A bright blue bus is making its way around the Columbus campus of The Ohio State University. The bus is more than a way for students to get around campus; it’s a research platform that could lead to a cleaner campus of the future.
Friday was the first trip around campus for a new hydrogen fuel cell bus. It’s part of the Campus Area Bus System fleet and is on loan from the Stark Area Regional Transit Authority for one year.
Hydrogen fuel cells essentially convert hydrogen into energy to power the bus. The exhaust of the bus is water – as opposed to greenhouse gases. hydrogen fuel cells can be recharged quickly and can run all day. The Center for Automotive Research has installed a hydrogen fueling station at its Kinnear Road location.
The bus serves a research purpose as well. CAR researchers are collecting data on the bus’s performance at Ohio State to share with interested scientists. That transportation research fits with the university’s role as the lead research partner on the Smart Cities initiative. Last summer, Columbus won the U.S. Department of Transportation’s Smart City Challenge.
So more than just a strange blue bus on campus, it’s one piece of a long-term effort to help people get around in a cleaner and more efficient way.
Researchers who are looking for new ways to probe the nature of gravity and dark energy in the universe have adopted a new strategy: looking at what’s not there.
In a paper to appear in upcoming issue of Physical Review Letters, the international team of astronomers reports that they were able to achieve four times better precision in measurements of how the universe’s visible matter is clustered together by studying the empty spaces in between.

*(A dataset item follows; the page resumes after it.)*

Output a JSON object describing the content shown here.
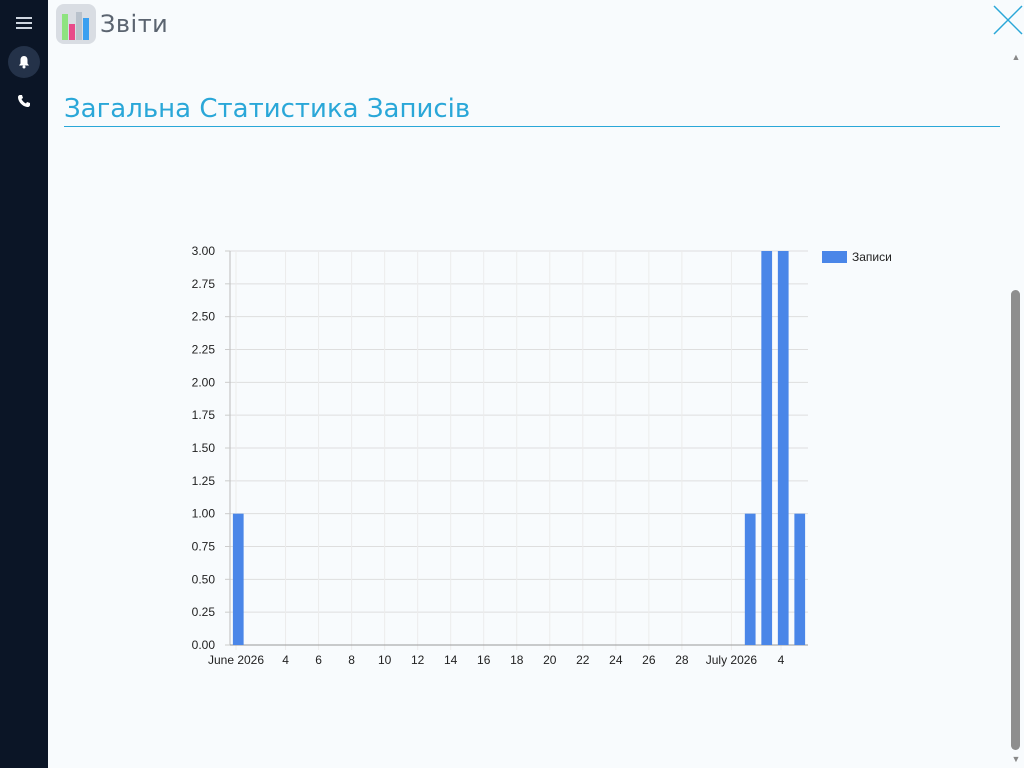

Paul Sutter, study co-author and staff researcher at The Ohio State University, said that the new measurements can help bring astronomers closer to testing Einstein’s general theory of relativity, which describes how gravity works.

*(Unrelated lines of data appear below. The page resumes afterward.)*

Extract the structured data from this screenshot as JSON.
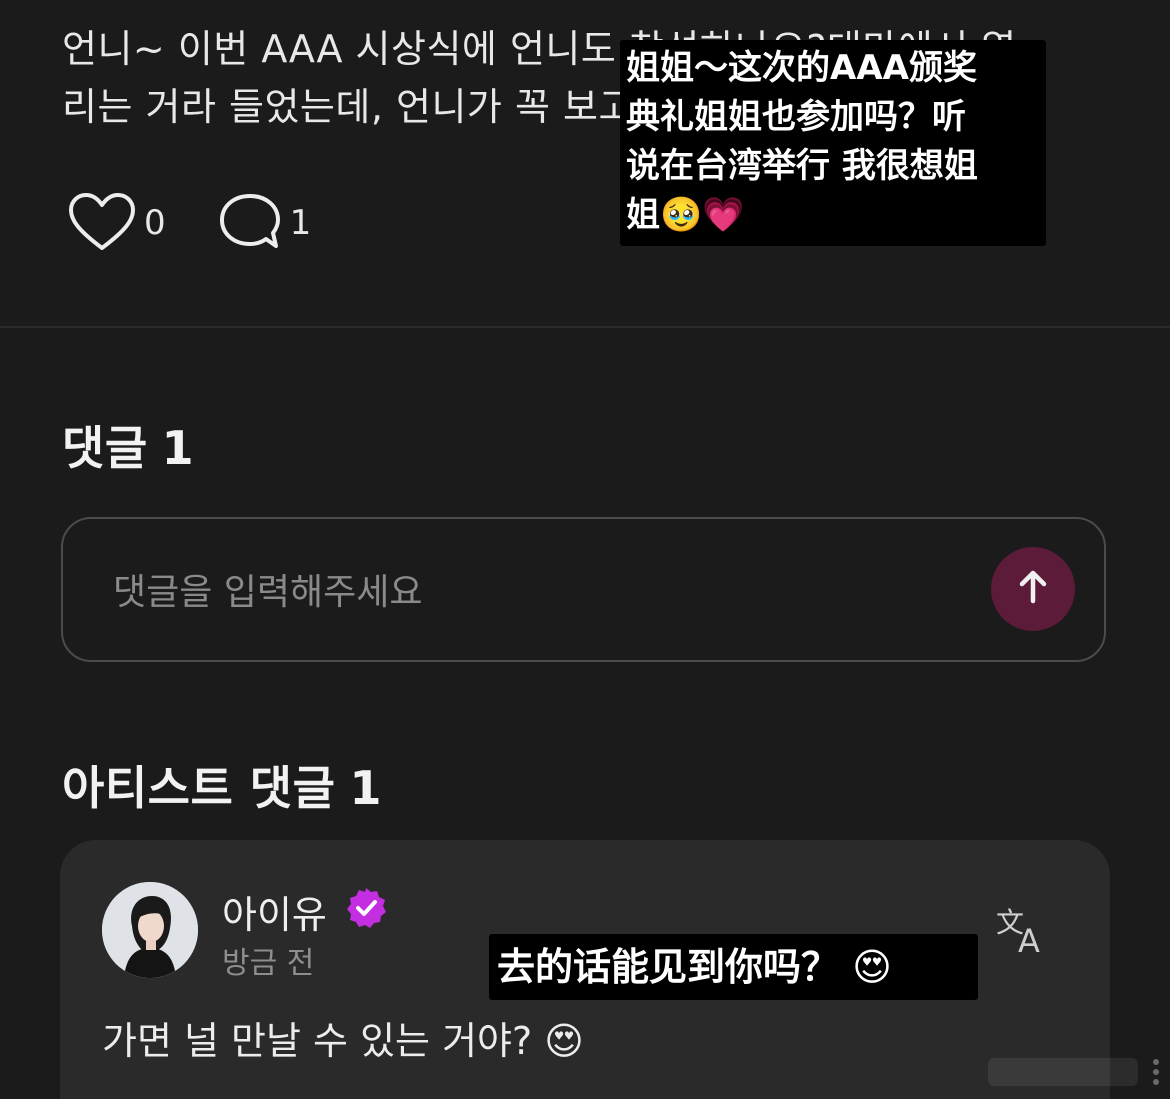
{
  "post": {
    "line1": "언니~ 이번 AAA 시상식에 언니도 참석하나요?대만에서 열",
    "line2": "리는 거라 들었는데, 언니가 꼭 보고 싶어요",
    "likes": "0",
    "comments": "1"
  },
  "comments_section": {
    "title": "댓글",
    "count": "1",
    "input_placeholder": "댓글을 입력해주세요"
  },
  "artist_section": {
    "title": "아티스트 댓글",
    "count": "1",
    "comment": {
      "author": "아이유",
      "time": "방금 전",
      "text": "가면 널 만날 수 있는 거야? 😍"
    }
  },
  "translation_overlays": {
    "post_line1": "姐姐～这次的AAA颁奖",
    "post_line2": "典礼姐姐也参加吗？听",
    "post_line3": "说在台湾举行 我很想姐",
    "post_line4": "姐🥹💗",
    "reply": "去的话能见到你吗？ 😍"
  },
  "icons": {
    "like": "heart-icon",
    "comment": "speech-bubble-icon",
    "send": "arrow-up-icon",
    "verified": "verified-badge-icon",
    "translate": "translate-icon"
  },
  "colors": {
    "background": "#1b1b1b",
    "card": "#2a2a2a",
    "send_button": "#5c1b38",
    "verified": "#c22ee0"
  }
}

Sutter likened the new technique to learning more about Swiss cheese by studying the holes. The voids, he pointed out, are only empty in the sense that they contain no normal matter. They are, in fact, full of invisible dark energy, which is causing the expansion of the universe to accelerate.
In a recent issue of the Journal of Sound and Vibration, researchers report that they’ve uncovered something new about the vibrations that pass through tree-shaped objects when they are shaken.
Specifically, they’ve demonstrated that tree-like structures made with electro-mechanical materials can convert random forces—such as winds or footfalls on a bridge—into strong structural vibrations that are ideal for generating electricity.
A project at The Ohio State University is testing whether high-tech objects that look a bit like artificial trees can generate renewable power when they are shaken by the wind – or by the sway of a tall building, traffic on a bridge or even seismic activity. New tools for harvesting wind energy may soon look less like giant windmills and more like tiny leafless trees.
The idea may conjure images of fields full of mechanical trees swaying in the breeze. But the technology may prove most valuable when applied on a small scale, in situations where other renewable energy sources such as solar are not an option, said project leader Ryan Harne, assistant professor of mechanical and aerospace engineering at Ohio State, and director of the Laboratory of Sound and Vibration Research.
The “trees” themselves would be very simple structures: think of a trunk with a few branches—no leaves required. The project takes advantage of the plentiful vibrational energy that surrounds us every day, he said. Some sources are wind-induced structural motions, seismic activity and human activity.
Early applications would include powering the sensors that monitor the structural integrity and health of civil infrastructure, such as buildings and bridges. Harne envisions tiny trees feeding voltages to a sensor on the underside of a bridge, or on a girder deep inside a high-rise building.